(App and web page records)

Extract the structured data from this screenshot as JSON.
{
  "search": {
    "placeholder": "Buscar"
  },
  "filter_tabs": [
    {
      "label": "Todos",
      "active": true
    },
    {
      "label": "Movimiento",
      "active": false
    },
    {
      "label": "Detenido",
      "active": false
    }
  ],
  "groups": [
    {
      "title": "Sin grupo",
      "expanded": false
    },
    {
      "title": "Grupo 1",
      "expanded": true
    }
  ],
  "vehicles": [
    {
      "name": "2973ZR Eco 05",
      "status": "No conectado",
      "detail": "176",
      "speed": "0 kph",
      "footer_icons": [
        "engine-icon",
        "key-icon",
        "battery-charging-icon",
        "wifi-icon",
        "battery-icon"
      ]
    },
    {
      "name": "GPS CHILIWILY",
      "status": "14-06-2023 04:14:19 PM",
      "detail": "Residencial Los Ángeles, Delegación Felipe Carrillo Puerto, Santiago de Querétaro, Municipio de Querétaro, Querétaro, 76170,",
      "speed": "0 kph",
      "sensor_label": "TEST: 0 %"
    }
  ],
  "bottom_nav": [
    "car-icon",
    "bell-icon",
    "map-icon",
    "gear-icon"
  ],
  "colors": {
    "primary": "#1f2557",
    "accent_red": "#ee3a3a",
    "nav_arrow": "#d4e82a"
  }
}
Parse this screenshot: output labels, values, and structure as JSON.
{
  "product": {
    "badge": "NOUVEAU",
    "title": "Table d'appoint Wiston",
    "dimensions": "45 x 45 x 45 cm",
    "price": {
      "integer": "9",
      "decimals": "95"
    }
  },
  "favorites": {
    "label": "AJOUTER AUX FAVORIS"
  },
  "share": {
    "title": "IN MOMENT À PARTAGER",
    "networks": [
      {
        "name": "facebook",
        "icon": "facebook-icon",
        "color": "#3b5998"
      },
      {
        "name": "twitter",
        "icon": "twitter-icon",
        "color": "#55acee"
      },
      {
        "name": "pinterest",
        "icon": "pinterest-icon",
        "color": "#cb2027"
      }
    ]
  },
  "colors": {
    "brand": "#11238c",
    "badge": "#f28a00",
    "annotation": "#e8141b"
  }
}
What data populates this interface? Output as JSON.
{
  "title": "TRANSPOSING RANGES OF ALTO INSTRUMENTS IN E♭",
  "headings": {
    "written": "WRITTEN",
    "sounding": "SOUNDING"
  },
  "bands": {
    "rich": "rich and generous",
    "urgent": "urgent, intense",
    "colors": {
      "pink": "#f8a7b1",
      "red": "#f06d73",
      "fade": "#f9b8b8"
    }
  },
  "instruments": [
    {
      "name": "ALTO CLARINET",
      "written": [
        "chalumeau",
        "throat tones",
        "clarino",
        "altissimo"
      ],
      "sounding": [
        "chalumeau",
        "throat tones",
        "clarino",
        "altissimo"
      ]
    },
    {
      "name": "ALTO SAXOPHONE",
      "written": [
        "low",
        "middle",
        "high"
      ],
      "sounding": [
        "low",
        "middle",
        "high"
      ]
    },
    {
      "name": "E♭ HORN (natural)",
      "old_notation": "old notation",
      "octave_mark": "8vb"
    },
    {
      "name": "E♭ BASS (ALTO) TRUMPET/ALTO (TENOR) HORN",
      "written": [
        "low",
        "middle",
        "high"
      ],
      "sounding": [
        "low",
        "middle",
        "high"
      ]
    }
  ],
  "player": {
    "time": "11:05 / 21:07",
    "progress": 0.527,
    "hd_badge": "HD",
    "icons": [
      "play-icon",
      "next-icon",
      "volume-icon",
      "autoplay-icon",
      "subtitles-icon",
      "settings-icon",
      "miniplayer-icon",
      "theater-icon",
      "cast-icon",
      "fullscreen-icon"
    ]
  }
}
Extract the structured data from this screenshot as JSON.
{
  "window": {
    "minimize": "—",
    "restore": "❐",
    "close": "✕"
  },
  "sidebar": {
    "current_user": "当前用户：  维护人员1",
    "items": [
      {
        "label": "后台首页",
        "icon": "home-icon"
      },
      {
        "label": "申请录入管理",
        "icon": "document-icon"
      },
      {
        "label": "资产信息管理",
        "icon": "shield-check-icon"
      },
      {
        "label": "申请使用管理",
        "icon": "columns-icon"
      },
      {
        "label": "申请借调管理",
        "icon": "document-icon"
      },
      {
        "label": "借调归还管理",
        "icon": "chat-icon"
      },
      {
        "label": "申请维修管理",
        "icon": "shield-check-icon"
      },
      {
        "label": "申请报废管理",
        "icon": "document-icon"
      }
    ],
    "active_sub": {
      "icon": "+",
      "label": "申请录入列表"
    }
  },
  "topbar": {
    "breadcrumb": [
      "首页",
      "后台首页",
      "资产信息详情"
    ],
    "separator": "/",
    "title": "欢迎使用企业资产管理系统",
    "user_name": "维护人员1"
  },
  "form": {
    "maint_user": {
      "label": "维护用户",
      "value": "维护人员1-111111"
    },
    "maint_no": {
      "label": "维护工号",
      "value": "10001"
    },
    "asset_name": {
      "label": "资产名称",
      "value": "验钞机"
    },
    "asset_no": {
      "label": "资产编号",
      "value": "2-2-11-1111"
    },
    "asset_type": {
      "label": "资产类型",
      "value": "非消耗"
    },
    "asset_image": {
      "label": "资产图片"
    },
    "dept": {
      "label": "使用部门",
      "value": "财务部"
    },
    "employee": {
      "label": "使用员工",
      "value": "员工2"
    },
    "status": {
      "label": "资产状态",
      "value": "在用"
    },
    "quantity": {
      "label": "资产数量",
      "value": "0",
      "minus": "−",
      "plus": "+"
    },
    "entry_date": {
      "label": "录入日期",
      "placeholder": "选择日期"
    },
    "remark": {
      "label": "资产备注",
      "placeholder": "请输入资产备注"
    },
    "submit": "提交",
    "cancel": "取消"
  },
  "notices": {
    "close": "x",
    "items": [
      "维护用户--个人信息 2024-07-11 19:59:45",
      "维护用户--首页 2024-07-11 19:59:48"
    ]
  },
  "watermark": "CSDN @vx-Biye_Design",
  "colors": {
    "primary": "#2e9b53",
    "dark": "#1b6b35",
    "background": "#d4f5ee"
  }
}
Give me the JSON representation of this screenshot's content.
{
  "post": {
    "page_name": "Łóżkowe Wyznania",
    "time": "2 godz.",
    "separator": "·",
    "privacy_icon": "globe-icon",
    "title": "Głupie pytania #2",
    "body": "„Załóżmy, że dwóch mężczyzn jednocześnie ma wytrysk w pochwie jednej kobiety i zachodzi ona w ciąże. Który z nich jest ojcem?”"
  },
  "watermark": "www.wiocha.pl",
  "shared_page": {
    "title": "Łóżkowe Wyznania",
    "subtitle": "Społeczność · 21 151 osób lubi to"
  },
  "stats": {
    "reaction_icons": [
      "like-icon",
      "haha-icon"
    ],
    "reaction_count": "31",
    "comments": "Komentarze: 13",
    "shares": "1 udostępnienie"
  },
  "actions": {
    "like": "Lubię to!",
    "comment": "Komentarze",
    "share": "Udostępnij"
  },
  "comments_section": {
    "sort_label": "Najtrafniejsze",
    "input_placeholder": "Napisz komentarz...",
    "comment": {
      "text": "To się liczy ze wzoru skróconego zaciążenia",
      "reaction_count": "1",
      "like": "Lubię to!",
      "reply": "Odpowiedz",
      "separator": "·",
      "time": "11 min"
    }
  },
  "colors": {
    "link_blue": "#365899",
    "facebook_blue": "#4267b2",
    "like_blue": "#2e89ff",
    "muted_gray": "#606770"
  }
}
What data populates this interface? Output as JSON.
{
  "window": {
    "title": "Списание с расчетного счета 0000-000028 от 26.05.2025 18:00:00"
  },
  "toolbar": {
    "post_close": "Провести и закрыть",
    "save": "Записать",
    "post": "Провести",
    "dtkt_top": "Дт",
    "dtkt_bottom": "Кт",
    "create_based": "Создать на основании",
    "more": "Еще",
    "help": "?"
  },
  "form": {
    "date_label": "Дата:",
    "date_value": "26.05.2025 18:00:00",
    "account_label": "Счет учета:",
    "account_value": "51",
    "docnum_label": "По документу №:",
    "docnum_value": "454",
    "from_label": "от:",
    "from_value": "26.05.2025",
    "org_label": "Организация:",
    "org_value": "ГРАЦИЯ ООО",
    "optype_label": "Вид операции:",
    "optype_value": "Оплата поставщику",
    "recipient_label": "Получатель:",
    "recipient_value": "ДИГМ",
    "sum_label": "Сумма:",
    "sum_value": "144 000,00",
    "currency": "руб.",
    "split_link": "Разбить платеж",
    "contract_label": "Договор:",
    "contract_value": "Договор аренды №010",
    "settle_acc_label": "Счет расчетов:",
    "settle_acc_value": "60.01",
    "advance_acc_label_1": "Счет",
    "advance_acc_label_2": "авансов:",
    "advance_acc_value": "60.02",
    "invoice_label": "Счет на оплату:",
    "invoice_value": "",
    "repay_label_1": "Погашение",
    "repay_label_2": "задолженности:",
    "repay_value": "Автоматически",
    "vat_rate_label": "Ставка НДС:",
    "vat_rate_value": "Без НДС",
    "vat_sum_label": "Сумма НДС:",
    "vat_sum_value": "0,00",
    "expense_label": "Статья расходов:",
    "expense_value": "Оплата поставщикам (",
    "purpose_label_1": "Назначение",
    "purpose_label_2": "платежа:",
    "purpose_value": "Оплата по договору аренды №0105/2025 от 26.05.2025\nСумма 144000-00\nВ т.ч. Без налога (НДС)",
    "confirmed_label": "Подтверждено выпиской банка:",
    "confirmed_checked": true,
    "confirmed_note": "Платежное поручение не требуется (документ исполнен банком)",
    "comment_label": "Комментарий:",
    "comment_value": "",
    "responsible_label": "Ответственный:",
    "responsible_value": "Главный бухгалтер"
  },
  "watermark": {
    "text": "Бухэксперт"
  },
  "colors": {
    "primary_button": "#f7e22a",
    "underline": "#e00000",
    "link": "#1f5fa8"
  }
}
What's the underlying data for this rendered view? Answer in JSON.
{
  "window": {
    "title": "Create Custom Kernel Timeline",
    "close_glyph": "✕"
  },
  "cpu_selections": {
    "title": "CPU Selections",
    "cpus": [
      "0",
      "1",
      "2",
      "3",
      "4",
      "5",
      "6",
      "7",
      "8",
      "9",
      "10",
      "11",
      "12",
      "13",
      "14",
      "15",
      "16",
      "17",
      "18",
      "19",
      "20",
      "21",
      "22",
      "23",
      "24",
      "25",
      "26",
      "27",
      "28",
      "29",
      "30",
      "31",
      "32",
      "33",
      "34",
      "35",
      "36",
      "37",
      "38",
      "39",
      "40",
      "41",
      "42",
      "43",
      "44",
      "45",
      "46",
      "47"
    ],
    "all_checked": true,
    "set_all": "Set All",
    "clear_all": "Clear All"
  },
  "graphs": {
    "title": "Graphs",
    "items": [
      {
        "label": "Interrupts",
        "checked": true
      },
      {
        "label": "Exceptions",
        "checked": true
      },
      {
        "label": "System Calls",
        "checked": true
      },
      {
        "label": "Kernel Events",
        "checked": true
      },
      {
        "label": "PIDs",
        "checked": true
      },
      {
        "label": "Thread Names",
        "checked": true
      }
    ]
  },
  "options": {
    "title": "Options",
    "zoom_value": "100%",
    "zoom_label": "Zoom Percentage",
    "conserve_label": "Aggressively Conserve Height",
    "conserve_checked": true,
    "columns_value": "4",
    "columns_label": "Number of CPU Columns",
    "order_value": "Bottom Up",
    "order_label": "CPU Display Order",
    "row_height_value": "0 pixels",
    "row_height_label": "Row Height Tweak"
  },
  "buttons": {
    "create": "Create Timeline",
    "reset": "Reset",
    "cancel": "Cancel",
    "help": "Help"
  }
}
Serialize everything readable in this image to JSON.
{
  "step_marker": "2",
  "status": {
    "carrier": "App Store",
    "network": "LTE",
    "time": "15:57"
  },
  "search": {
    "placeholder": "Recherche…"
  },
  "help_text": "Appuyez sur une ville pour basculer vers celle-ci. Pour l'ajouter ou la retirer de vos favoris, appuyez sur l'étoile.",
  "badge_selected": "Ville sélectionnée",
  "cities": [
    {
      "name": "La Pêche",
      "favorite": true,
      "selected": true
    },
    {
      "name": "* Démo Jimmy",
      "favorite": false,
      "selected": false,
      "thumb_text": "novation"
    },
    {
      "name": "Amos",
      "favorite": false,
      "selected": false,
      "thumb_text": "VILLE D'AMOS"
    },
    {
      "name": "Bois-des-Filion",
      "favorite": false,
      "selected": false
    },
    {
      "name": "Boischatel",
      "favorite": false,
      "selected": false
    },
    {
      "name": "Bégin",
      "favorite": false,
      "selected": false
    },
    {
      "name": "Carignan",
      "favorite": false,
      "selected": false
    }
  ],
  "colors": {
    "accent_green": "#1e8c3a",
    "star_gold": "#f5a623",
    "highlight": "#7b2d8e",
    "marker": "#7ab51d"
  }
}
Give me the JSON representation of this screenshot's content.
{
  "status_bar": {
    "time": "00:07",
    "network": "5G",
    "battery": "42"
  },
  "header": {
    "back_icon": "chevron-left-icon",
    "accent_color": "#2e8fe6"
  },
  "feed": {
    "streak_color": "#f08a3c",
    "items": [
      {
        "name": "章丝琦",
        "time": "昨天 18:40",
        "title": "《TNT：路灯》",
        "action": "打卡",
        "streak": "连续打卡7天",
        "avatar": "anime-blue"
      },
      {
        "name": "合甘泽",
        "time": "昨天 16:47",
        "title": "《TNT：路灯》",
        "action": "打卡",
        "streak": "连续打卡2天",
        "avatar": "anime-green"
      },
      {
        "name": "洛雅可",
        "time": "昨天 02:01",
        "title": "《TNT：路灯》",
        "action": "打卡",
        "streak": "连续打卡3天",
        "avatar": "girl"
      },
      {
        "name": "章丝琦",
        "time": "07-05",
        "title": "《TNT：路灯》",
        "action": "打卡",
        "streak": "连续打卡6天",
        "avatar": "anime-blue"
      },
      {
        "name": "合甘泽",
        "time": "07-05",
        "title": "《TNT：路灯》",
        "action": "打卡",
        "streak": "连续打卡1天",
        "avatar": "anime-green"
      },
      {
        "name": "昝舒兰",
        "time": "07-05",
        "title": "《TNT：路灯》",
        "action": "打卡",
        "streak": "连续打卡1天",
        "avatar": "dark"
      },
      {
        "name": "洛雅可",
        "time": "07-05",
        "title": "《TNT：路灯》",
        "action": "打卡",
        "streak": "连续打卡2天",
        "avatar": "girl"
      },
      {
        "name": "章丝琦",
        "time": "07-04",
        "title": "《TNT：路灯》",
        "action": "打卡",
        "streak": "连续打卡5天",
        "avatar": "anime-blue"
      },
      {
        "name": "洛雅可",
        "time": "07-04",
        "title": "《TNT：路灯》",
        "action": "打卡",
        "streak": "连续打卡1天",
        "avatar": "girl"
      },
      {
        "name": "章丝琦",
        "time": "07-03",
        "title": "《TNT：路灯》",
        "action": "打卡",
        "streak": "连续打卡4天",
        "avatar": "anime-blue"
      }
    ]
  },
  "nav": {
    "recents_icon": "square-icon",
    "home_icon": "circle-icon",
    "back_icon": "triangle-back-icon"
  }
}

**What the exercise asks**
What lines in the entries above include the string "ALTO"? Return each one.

**Exercise response**
  "title": "TRANSPOSING RANGES OF ALTO INSTRUMENTS IN E♭",
      "name": "ALTO CLARINET",
      "name": "ALTO SAXOPHONE",
      "name": "E♭ BASS (ALTO) TRUMPET/ALTO (TENOR) HORN",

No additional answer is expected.